DCCN talk by Clay Holroyd

Wednesday 17 July 2024, 2 pm - 3 pm
The Controllosphere: The Neural Origin of Cognitive Effort

Speaker: Clay Holroyd, Department of Experimental Psychology, Ghent University

Why do some mental activities feel harder than others? The answer to this question is surprisingly controversial. Current theories propose that cognitive effort affords a computational benefit, such as instigating a switch from an activity with low reward value to a different activity with higher reward value. By contrast, in this presentation I relate cognitive effort to the fact that brain neuroanatomy and neurophysiology render some neural states more energy-efficient than others. I introduce the concept of the “controllosphere,” an energy-inefficient region of neural state space associated with high control, which surrounds the better known “intrinsic manifold,” an energy-efficient subspace associated with low control.
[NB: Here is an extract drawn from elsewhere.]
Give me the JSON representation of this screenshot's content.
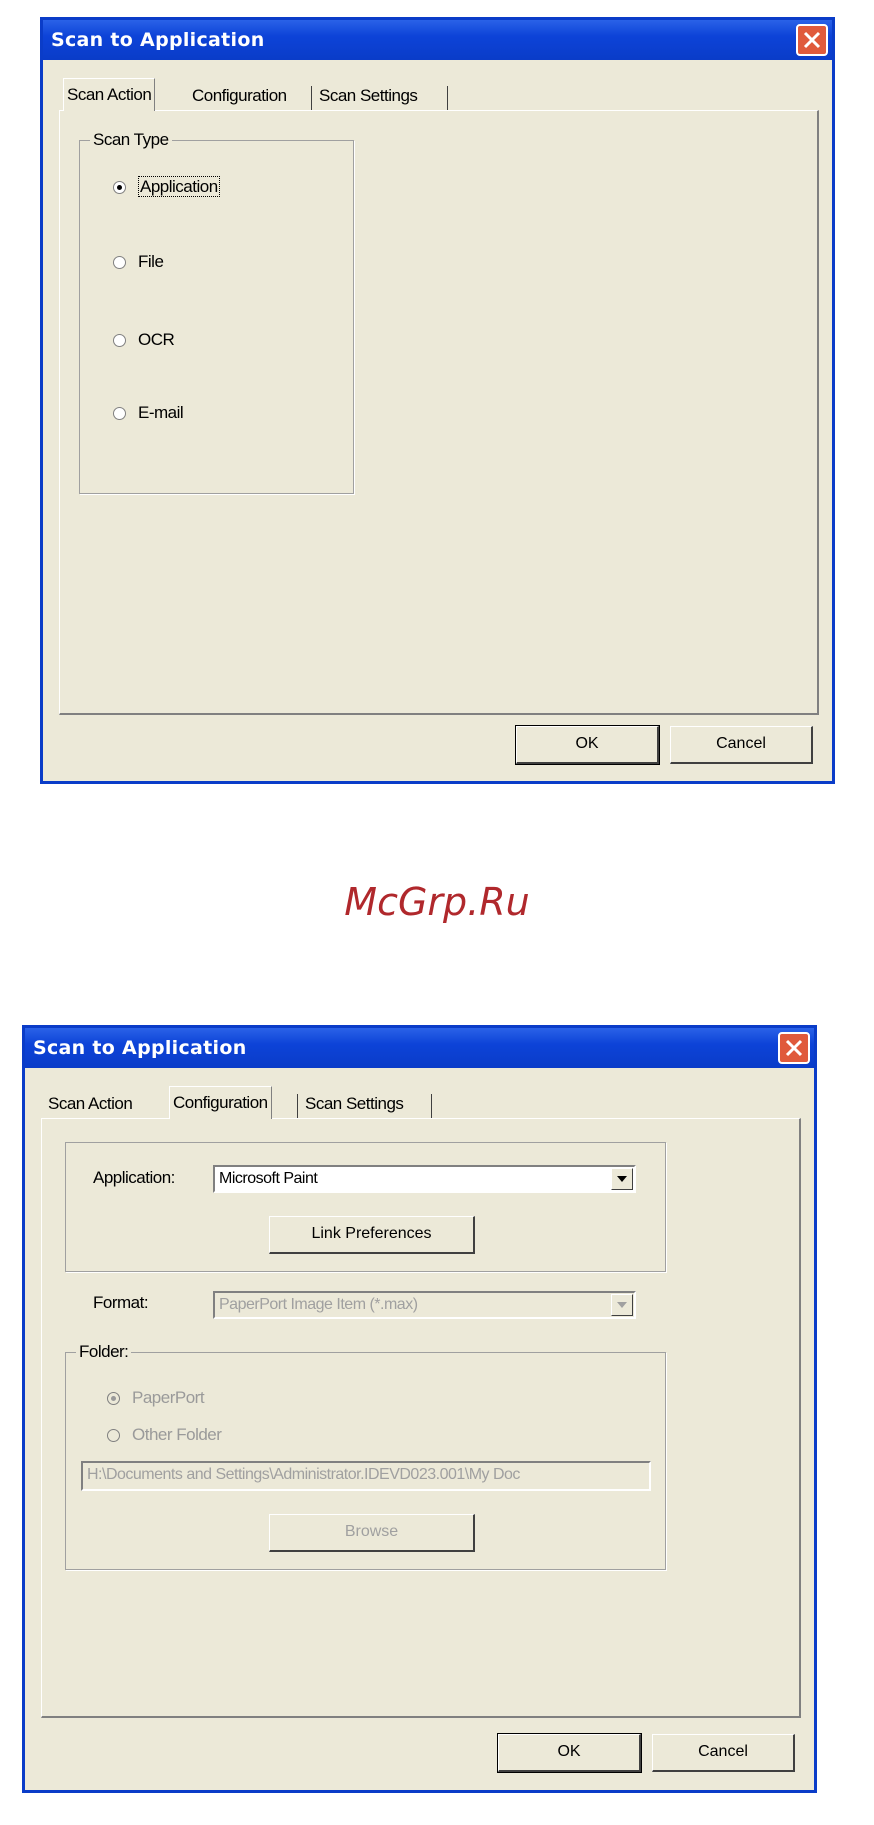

Integration of control-theoretic principles with classic neurocomputational models of cognitive control suggests that dorsolateral prefrontal cortex (DLPFC) implements a controller that can drive the system state into the controllosphere, anterior cingulate cortex (ACC) implements an observer that monitors changes of state of the controlled system, and cognitive effort reflects a mismatch between DLPFC and ACC energies for control and observation. On this account, cognitive effort scales with the energetic demands of the DLPFC control signal, especially when the consequences of the control are unobservable by ACC. Further, I propose that neural transitions through the controllosphere lead to a buildup of neural waste. Cognitive effort therefore prevents against neural damage by discouraging extended periods of high control.

Wednesday 17 July 2024, 2 pm - 3 pm
Trigon, Oval office